The Lynnwood project is set to launch this fall 5 a.m. to 10 p.m., seven days a week with five vehicles that will have Community Transit’s branding on it, Futhey said.

Once it launches, users can call or use an app to get picked up and dropped off within the service area for $2.50, the same fare as Community Transit’s fixed-route buses. Riders can use their ORCA pass.

“Our hope is to get it to a 10-minute wait time,” Futhey said.

That goal could make the ride more appealing than other options and solve the “first- and last-mile problem,” a term used to describe people whose trip destinations begin and end that far from a bus stop.

Arlington, Darrington and Lake Stevens were chosen as the next potential service areas based on population density, demographics, land use and fixed route access, Futhey said.

The service’s plan has clashed with Amalgamated Transit Union 1576 leadership. The union represents hundreds of Community Transit employees, mostly drivers. But the agency is coordinating with the union about its findings from the Lynnwood project.

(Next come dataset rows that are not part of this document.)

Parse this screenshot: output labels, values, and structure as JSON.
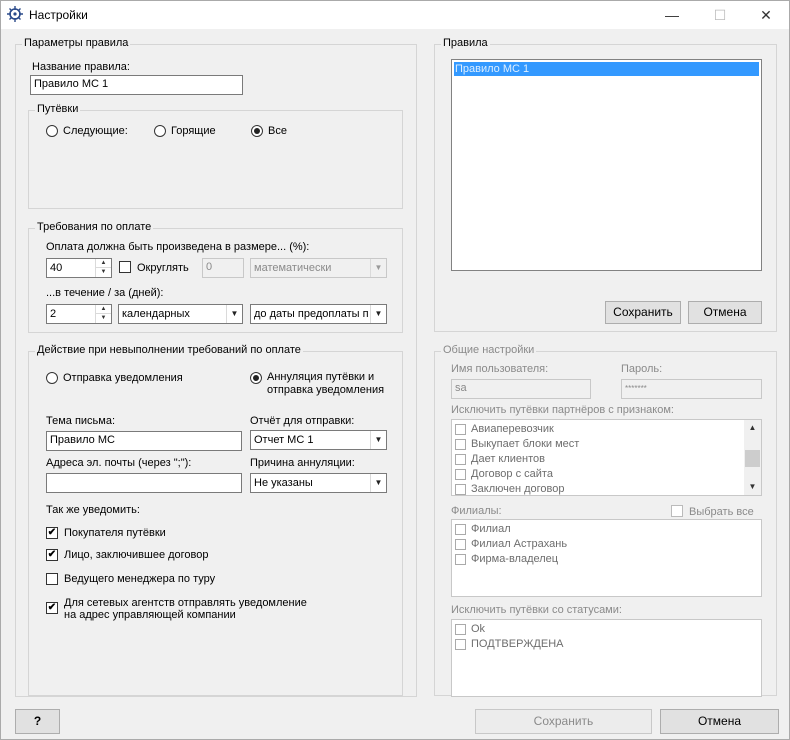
{
  "window": {
    "title": "Настройки",
    "minimize": "—",
    "maximize": "☐",
    "close": "✕"
  },
  "rule_params": {
    "legend": "Параметры правила",
    "name_label": "Название правила:",
    "name_value": "Правило МС 1",
    "tours": {
      "legend": "Путёвки",
      "options": [
        "Следующие:",
        "Горящие",
        "Все"
      ],
      "selected": "Все"
    }
  },
  "payment_req": {
    "legend": "Требования по оплате",
    "amount_label": "Оплата должна быть произведена в размере... (%):",
    "amount_value": "40",
    "round_label": "Округлять",
    "round_checked": false,
    "round_value": "0",
    "round_mode": "математически",
    "term_label": "...в течение / за (дней):",
    "days_value": "2",
    "days_type": "календарных",
    "from_date": "до даты предоплаты по"
  },
  "action": {
    "legend": "Действие при невыполнении требований по оплате",
    "option1": "Отправка уведомления",
    "option2_line1": "Аннуляция путёвки и",
    "option2_line2": "отправка уведомления",
    "selected": "option2",
    "subject_label": "Тема письма:",
    "subject_value": "Правило МС",
    "report_label": "Отчёт для отправки:",
    "report_value": "Отчет МС 1",
    "emails_label": "Адреса эл. почты (через \";\"):",
    "emails_value": "",
    "cancel_reason_label": "Причина аннуляции:",
    "cancel_reason_value": "Не указаны",
    "also_notify_label": "Так же уведомить:",
    "notify": [
      {
        "label": "Покупателя путёвки",
        "checked": true
      },
      {
        "label": "Лицо, заключившее договор",
        "checked": true
      },
      {
        "label": "Ведущего менеджера по туру",
        "checked": false
      }
    ],
    "network_line1": "Для сетевых агентств отправлять уведомление",
    "network_line2": "на адрес управляющей компании",
    "network_checked": true
  },
  "rules": {
    "legend": "Правила",
    "items": [
      "Правило МС 1"
    ],
    "save": "Сохранить",
    "cancel": "Отмена"
  },
  "general": {
    "legend": "Общие настройки",
    "user_label": "Имя пользователя:",
    "user_value": "sa",
    "password_label": "Пароль:",
    "password_value": "*******",
    "exclude_partners_label": "Исключить путёвки партнёров с признаком:",
    "partner_flags": [
      "Авиаперевозчик",
      "Выкупает блоки мест",
      "Дает клиентов",
      "Договор с сайта",
      "Заключен договор"
    ],
    "branches_label": "Филиалы:",
    "select_all": "Выбрать все",
    "branches": [
      "Филиал",
      "Филиал Астрахань",
      "Фирма-владелец"
    ],
    "exclude_statuses_label": "Исключить путёвки со статусами:",
    "statuses": [
      "Ok",
      "ПОДТВЕРЖДЕНА"
    ]
  },
  "footer": {
    "help": "?",
    "save": "Сохранить",
    "cancel": "Отмена"
  },
  "colors": {
    "selection": "#3399ff",
    "background": "#f0f0f0"
  }
}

If the board chooses to make on-demand service permanent, the union would get an offer to be involved.

Community Transit is preparing outreach for the next three areas and forming working groups to hear what transportation needs are in Arlington, Darrington and Lake Stevens. It could be in the 2023 budget.

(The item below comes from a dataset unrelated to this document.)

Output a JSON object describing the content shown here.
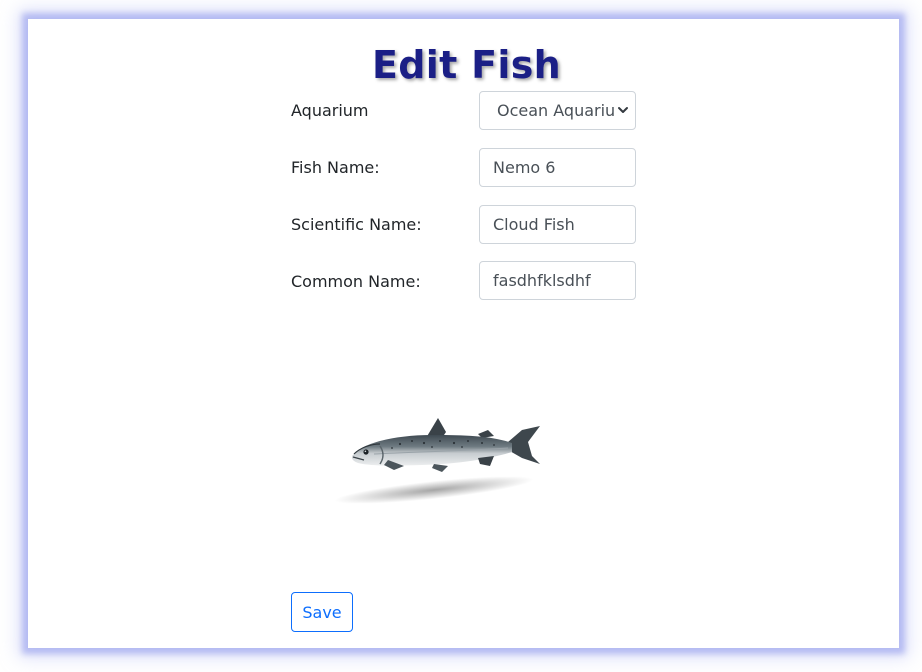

Have a question? Call 425-339-3037 or email Please include your first and last name and city of residence.

An earlier version misstated the role the union would have in future on-demand service decisions. The union would get an offer to be involved.

Talk to us

More in Local News

An Everett police officer and a Snohomish County sheriff’s deputy shot and killed a man Saturday, March 11, 2023, in the 800 block of 91st Place SW in Everett. (Everett Police Department)
Everett man killed in Saturday police shooting identified

Charles Hubbard, 58, was shot and killed by SWAT team members when they responded to a domestic violence call.

WSDOT workers open up the Smokey Point Rest Area on Tuesday, May 17, 2022 in Arlington, Washington. (Olivia Vanni / The Herald)
‘Massive amount’ of homeless RV camping closed Smokey Point rest area

Since November, 38 homeless people were identified through outreach. Six have accepted housing offers with case management.

Logo for news use featuring the municipality of Mountlake Terrace in Snohomish County, Washington. 220118
Mountlake Terrace leaders weighing federal ARPA fund options

Bathrooms, body cameras, generators, radios, roadwork, roof replacement, sidewalks, trails and more loom for the $4.5 million.

Dominic Wilson looks at his mother while she addresses the court during his sentencing at the Snohomish County Courthouse on Wednesday, March 15, 2023 in Everett, Washington. (Olivia Vanni / The Herald)
Grief remains after sentencing of Marysville teen’s killers

Dominic Wilson must serve 17½ years in prison, while his accomplice Morzae Roberts was given a sentence of four years.

Former Opus Bank/Cascade Bank building in downtown Everett on Thursday, March 16, 2023 in Everett, Washington. It is proposed as the new home of Economic Alliance Snohomish County. (Olivia Vanni / The Herald)
Economic Alliance asks Everett for $300K to move downtown

The countywide chamber of commerce and economic development organization also would reform the Everett chamber.

The Washington State University Everett campus on Wednesday, July 25, 2018 in Everett, Wa. (Olivia Vanni / The Herald)
WSU ends search to buy land for future branch campus in Everett

The university had $10M to spend. It tried for four years but couldn’t close deals with Everett’s housing authority or the city.

Marysville man dies after motorcycle crash on Ingraham Boulevard

The man, 58, was heading east when he lost control in the single-vehicle crash, according to police.

Mukilteo Coffee Roasters co-owners Beth and Gary Smith in 2017. (Kyle Jensen / South Whidbey Record)
Mukilteo coffee roaster, 69, had personality as big as ‘thunderstorm’

“I knew at the first sip that this is what I wanted to do,” Gary Smith said. The founder of Mukilteo Coffee Roasters died this month.

NO CAPTION NECESSARY: Logo for the Cornfield Report by Jerry Cornfield. 20200112
Predict A Pen goes missing, a Republican wins a poll and a budget arrives

It’s Day 68. Here’s what’s happening in the 2023 session of the Washington Legislature.

Most Read